Some of the colorful, decorated manuscripts called fraktur which are part of the Philip and Muriel Berman Museum of Art collection, were selected to undergo cleaning and conservation at the Conservation Center for Art and Historic Artifacts in Philadelphia.
The Museum holds nearly 130 fraktur, including birth and baptismal certificates, confirmation certificates, marriage certificates, religious texts and memorial pieces. The collection contains freehand fraktur by at least 30 artists who practiced during what is called fraktur’s Golden Age (1790 to 1830), and examples of machine printed fraktur, many of which were personalized by artists. The Museum staff selected 32 fraktur for conservation based on historic and artistic value, some from Ephrata Cloister, a leader in early American printing.

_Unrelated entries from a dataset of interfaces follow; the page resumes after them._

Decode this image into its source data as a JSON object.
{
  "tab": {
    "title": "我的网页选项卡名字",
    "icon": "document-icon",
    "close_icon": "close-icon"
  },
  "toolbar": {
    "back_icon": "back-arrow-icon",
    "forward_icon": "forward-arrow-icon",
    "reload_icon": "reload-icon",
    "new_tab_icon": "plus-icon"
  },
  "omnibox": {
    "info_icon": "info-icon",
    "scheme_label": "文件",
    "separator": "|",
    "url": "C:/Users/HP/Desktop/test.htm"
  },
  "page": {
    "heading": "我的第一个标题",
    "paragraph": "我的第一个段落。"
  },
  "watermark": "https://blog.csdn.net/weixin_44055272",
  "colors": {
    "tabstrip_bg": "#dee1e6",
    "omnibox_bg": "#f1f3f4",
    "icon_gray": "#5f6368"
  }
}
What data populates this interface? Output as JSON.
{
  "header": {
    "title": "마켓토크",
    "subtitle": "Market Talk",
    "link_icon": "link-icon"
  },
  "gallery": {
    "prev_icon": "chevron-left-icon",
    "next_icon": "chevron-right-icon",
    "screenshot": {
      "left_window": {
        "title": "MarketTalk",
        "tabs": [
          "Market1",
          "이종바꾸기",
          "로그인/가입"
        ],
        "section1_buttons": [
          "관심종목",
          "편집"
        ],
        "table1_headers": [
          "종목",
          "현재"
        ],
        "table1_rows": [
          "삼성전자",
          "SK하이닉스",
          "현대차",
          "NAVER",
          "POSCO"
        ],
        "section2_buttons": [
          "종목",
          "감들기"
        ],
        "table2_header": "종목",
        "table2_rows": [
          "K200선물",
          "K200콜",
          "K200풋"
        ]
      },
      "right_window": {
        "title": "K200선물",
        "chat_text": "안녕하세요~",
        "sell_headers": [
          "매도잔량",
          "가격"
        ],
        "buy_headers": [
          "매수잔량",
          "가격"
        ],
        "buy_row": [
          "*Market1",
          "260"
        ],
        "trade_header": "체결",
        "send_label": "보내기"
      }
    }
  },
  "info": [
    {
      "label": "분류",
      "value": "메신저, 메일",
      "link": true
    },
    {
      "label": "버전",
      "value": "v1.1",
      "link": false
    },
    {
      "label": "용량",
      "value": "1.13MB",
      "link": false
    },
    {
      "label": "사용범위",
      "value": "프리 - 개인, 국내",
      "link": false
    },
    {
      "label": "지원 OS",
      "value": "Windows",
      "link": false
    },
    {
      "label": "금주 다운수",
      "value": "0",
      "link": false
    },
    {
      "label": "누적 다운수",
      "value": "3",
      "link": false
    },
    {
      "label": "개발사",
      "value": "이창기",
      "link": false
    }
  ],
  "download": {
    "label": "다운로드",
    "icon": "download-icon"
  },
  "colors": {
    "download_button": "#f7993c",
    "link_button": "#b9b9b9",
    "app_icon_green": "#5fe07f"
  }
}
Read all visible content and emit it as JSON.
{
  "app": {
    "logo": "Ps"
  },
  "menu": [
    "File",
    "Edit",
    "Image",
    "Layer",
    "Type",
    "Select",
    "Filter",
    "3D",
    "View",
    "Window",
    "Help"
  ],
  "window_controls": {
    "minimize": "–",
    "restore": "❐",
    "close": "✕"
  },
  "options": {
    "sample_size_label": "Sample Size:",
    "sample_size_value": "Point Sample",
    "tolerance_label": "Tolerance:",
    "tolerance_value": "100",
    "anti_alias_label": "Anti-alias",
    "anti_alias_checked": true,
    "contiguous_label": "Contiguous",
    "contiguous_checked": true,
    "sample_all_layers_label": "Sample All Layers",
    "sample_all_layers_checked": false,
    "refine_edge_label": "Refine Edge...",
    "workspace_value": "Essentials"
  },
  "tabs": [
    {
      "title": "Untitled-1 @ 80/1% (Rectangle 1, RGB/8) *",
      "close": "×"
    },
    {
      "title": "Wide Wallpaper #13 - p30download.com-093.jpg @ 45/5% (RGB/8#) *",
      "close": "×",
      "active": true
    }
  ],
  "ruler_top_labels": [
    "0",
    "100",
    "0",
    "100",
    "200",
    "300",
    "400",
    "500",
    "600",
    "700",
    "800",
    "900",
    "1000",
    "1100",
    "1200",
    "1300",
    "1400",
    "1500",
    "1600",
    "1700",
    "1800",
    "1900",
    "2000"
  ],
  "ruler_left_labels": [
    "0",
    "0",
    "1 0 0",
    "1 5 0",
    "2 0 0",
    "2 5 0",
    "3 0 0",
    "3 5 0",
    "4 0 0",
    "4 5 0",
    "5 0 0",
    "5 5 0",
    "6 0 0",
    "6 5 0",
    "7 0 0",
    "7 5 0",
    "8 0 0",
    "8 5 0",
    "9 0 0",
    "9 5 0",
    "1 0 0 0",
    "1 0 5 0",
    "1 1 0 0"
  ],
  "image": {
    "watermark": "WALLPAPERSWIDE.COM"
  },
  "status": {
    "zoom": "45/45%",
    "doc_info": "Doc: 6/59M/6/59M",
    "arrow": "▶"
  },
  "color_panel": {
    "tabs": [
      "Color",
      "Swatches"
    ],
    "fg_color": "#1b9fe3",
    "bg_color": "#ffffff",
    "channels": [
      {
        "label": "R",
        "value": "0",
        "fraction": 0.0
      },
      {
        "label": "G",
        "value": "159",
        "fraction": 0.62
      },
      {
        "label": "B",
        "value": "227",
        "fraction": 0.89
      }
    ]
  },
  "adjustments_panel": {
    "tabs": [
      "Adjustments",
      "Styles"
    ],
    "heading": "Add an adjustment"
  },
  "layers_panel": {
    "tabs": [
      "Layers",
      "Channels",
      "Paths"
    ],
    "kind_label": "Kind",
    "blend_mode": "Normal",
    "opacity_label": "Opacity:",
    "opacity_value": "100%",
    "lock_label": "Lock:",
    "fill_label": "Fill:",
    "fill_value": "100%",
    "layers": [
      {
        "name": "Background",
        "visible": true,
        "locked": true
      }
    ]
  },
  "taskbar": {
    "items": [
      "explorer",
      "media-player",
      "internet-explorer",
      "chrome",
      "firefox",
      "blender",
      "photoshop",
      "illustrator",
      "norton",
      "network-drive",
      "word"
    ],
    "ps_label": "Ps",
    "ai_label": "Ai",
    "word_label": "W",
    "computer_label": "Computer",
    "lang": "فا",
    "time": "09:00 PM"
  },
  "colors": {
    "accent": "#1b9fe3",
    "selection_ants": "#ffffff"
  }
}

Through a Save America’s Treasures grant, CCHA conservators will clean each fraktur with special grated and sold vinyl eraser, consolidate media and glazes and other conserving techniques, and reduce stains. They will mend and fill losses and humidify and flatten each document, and hinge each fraktur to an alkaline mat. Once returned to the Museum, they will be stored in the new flat files in the “works on paper” room that was built with the new museum addition. The process was featured in the CCAHA July newsletter. – W.G.